YOUR OBJECTIVE
Where the line containing "Convert this screenshot" appears in the entries below, start there and print only that line and every line after it, exactly, through the end, excluding pictures.
^^^^^^^^^^^^^^^^
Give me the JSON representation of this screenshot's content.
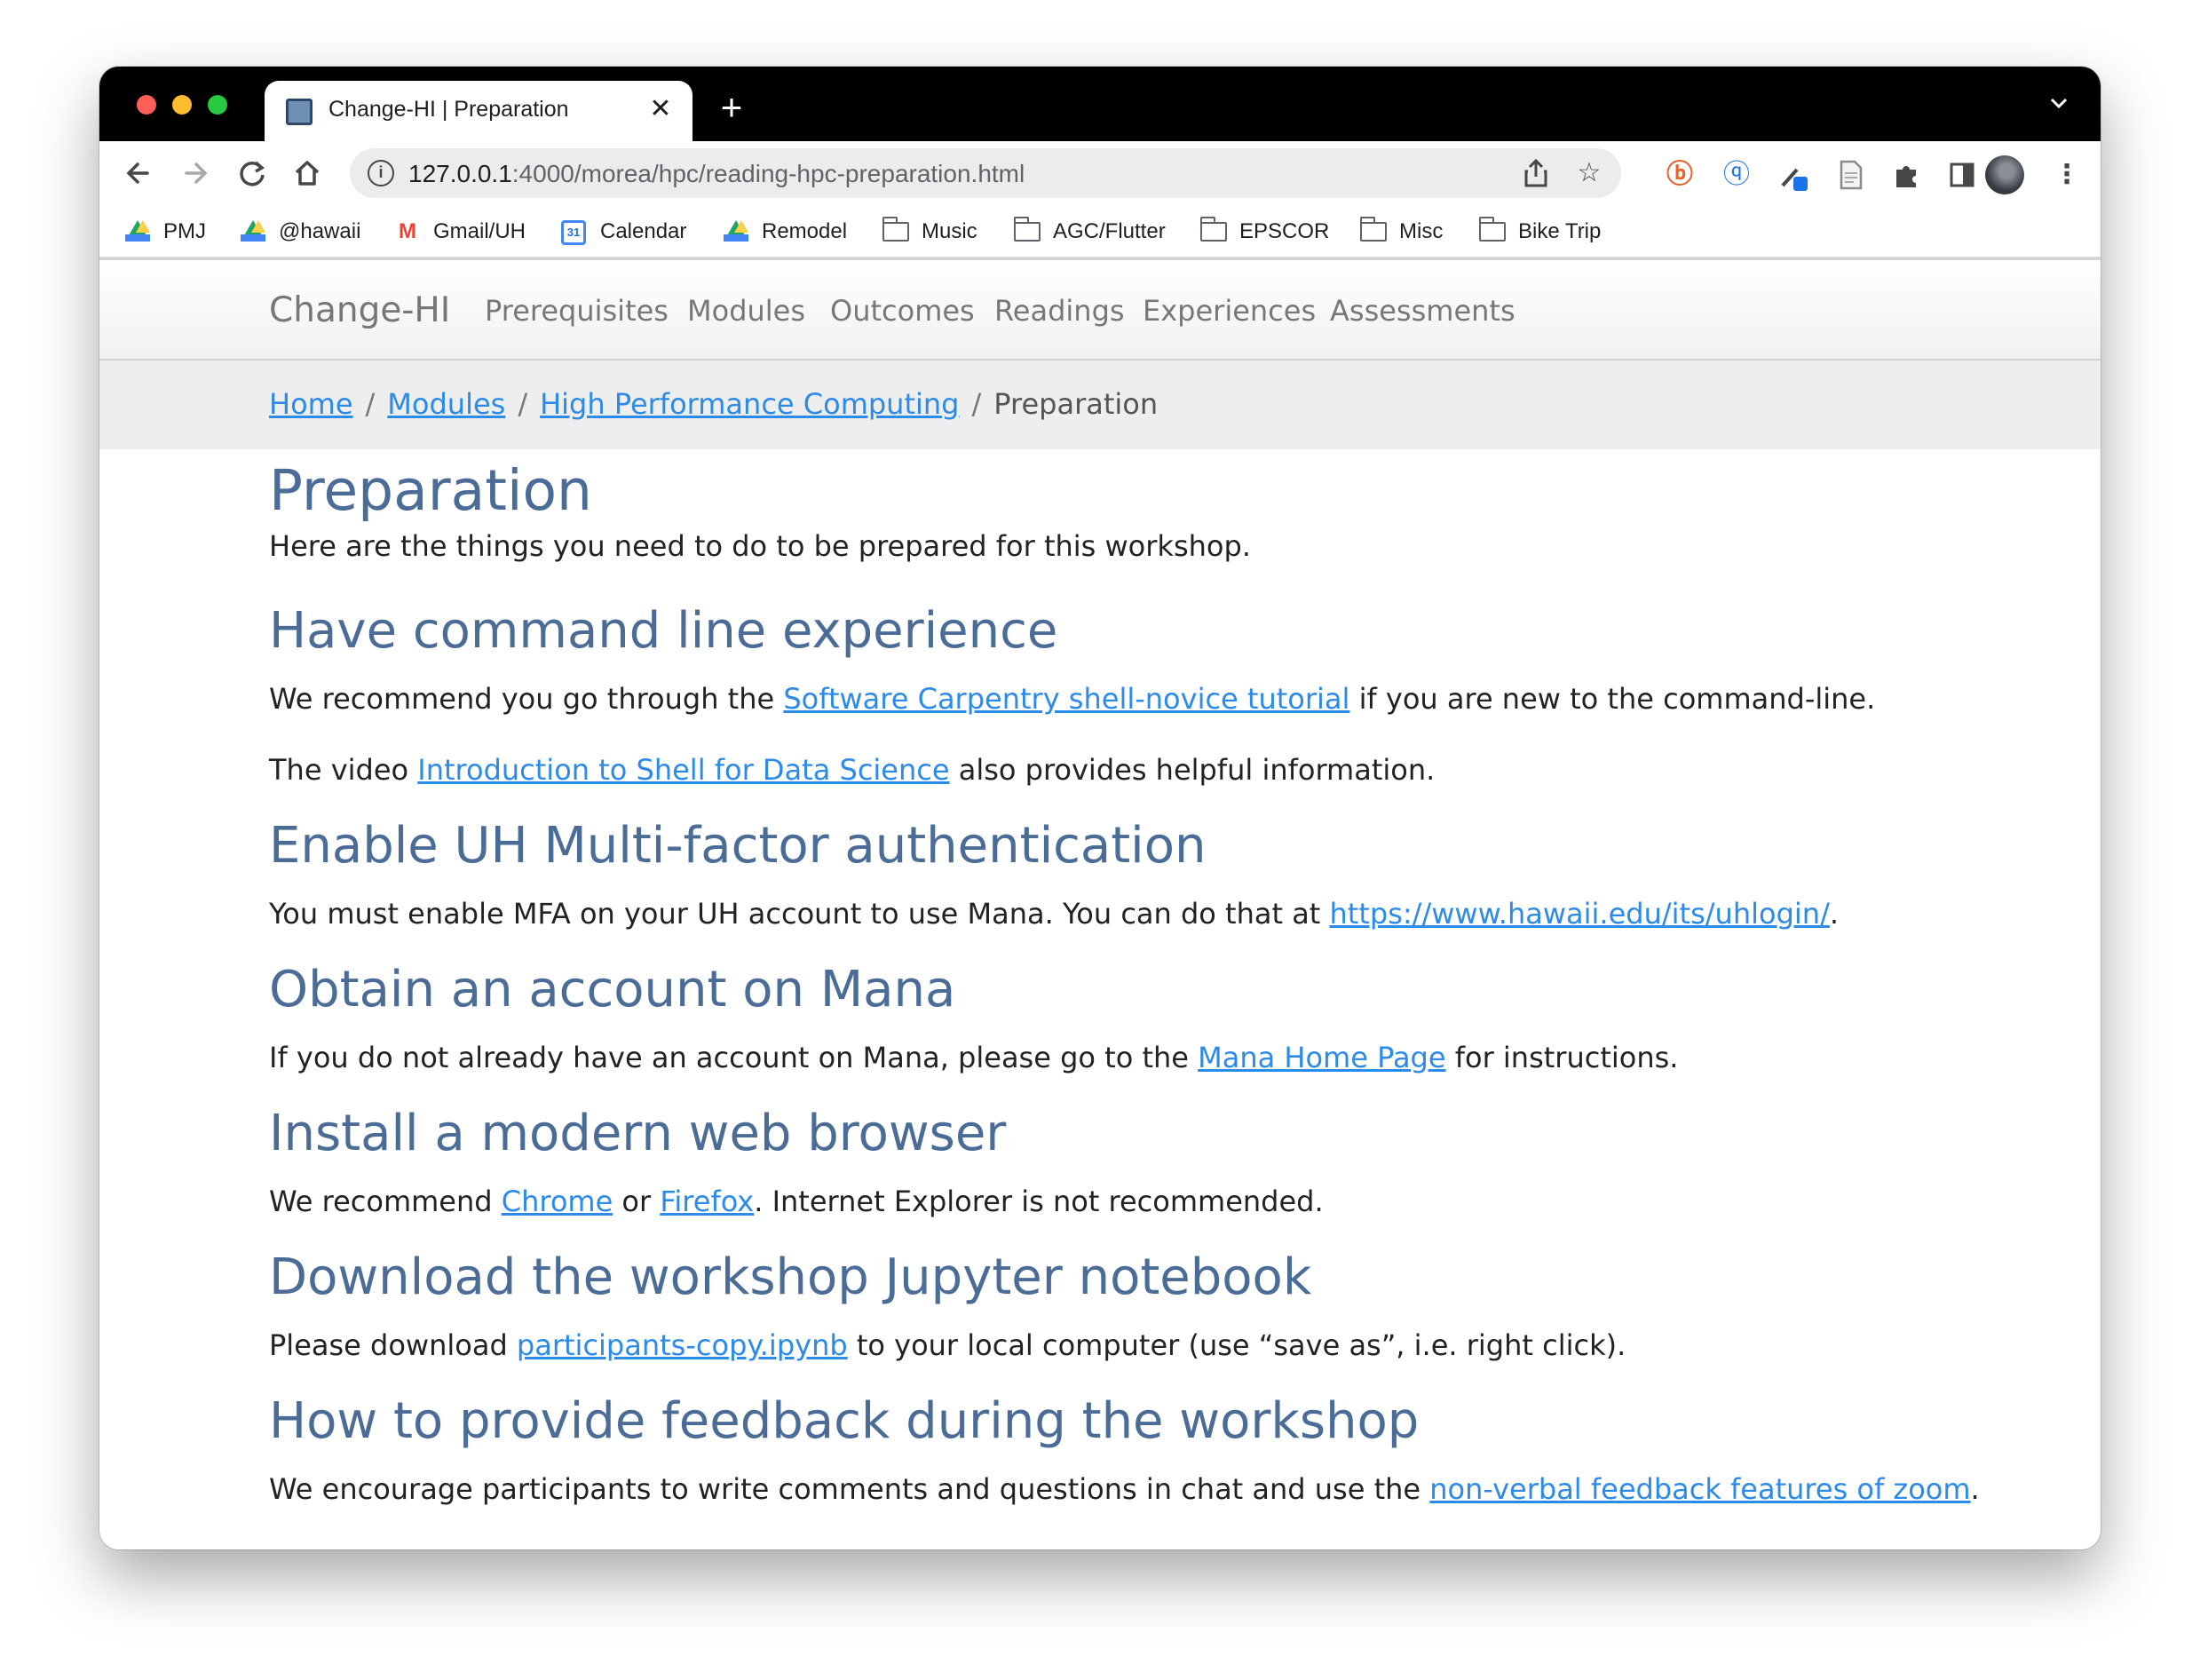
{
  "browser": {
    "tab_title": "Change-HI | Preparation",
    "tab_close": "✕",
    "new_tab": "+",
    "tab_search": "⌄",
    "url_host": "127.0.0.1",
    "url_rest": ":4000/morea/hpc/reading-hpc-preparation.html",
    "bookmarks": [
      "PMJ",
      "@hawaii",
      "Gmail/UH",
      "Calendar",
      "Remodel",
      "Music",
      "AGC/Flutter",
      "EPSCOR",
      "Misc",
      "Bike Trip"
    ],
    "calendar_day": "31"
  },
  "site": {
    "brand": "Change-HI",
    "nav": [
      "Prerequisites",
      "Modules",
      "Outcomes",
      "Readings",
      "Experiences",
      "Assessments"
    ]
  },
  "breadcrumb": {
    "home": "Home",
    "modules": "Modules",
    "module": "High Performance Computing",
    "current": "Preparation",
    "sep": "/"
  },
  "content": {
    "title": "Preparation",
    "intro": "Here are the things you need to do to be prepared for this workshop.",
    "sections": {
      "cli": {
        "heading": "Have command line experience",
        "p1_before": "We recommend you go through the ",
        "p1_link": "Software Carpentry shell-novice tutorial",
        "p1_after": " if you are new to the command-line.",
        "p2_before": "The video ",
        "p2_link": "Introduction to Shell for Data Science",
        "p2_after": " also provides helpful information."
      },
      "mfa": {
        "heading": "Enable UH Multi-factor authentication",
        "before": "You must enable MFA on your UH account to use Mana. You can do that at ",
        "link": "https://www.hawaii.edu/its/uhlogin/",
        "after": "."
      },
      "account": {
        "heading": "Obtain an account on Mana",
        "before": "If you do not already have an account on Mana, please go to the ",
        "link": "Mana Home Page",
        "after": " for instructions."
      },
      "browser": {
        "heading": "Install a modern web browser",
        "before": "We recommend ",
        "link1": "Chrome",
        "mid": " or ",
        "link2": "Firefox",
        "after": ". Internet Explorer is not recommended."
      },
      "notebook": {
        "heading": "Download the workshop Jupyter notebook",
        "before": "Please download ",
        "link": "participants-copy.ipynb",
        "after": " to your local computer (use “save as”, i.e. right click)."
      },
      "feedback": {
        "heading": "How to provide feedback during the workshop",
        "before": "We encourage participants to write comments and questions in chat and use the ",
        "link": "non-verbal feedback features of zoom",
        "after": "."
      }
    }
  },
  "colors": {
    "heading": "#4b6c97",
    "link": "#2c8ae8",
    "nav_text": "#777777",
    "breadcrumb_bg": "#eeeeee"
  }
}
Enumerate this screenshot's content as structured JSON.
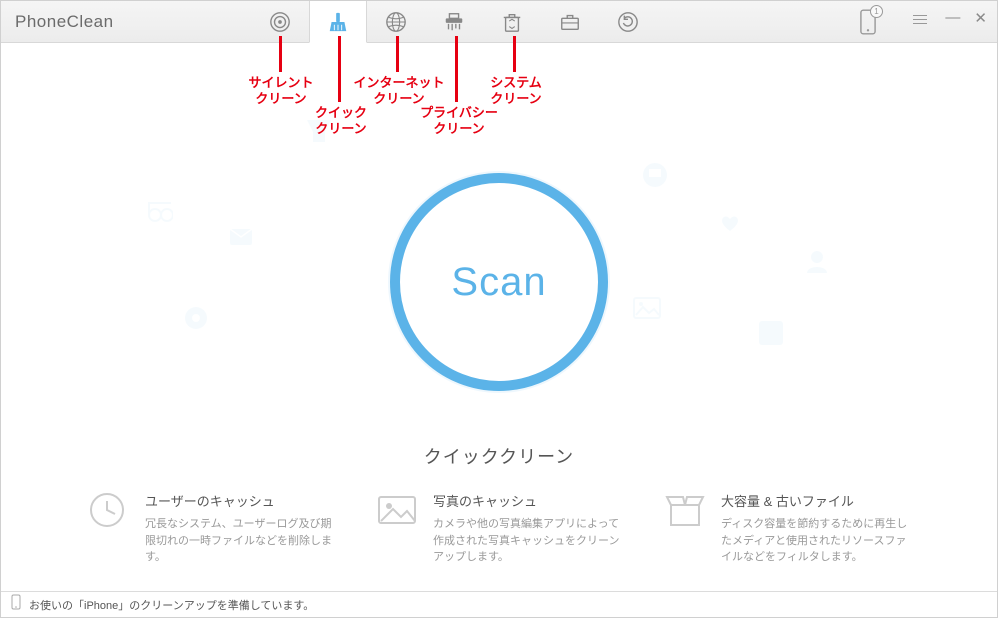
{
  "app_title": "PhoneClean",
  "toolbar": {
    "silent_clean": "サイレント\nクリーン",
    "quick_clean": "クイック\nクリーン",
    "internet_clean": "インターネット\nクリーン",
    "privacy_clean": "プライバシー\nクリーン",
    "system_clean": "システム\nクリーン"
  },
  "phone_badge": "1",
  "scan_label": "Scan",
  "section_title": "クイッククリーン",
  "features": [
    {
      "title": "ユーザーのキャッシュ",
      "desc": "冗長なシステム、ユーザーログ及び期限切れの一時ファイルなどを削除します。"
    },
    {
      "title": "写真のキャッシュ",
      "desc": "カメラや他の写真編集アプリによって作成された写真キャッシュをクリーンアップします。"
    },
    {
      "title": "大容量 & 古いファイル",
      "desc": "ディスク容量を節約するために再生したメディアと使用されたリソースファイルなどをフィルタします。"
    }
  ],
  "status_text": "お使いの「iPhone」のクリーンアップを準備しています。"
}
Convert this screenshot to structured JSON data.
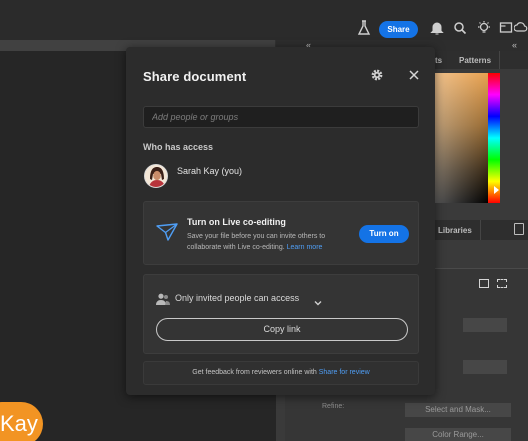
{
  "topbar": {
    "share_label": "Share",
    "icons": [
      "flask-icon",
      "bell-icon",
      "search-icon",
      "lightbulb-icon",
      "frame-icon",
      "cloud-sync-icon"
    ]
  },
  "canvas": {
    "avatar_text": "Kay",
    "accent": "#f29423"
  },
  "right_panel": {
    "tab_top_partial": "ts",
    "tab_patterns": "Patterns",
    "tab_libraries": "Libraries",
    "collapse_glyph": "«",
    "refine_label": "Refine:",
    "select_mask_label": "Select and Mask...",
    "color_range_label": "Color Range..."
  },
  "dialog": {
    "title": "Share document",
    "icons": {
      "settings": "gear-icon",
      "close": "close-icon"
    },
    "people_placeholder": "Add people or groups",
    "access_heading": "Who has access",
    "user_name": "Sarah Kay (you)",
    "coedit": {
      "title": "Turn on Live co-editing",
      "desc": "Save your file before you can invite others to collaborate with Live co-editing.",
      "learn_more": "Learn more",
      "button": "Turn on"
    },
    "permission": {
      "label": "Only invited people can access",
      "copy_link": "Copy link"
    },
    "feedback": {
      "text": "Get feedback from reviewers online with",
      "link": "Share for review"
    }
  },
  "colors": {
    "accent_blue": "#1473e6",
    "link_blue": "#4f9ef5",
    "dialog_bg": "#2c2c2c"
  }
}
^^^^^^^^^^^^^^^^
PROBLEM SOLUTION
Convert this screenshot to structured JSON data.
{
  "topbar": {
    "share_label": "Share",
    "icons": [
      "flask-icon",
      "bell-icon",
      "search-icon",
      "lightbulb-icon",
      "frame-icon",
      "cloud-sync-icon"
    ]
  },
  "canvas": {
    "avatar_text": "Kay",
    "accent": "#f29423"
  },
  "right_panel": {
    "tab_top_partial": "ts",
    "tab_patterns": "Patterns",
    "tab_libraries": "Libraries",
    "collapse_glyph": "«",
    "refine_label": "Refine:",
    "select_mask_label": "Select and Mask...",
    "color_range_label": "Color Range..."
  },
  "dialog": {
    "title": "Share document",
    "icons": {
      "settings": "gear-icon",
      "close": "close-icon"
    },
    "people_placeholder": "Add people or groups",
    "access_heading": "Who has access",
    "user_name": "Sarah Kay (you)",
    "coedit": {
      "title": "Turn on Live co-editing",
      "desc": "Save your file before you can invite others to collaborate with Live co-editing.",
      "learn_more": "Learn more",
      "button": "Turn on"
    },
    "permission": {
      "label": "Only invited people can access",
      "copy_link": "Copy link"
    },
    "feedback": {
      "text": "Get feedback from reviewers online with",
      "link": "Share for review"
    }
  },
  "colors": {
    "accent_blue": "#1473e6",
    "link_blue": "#4f9ef5",
    "dialog_bg": "#2c2c2c"
  }
}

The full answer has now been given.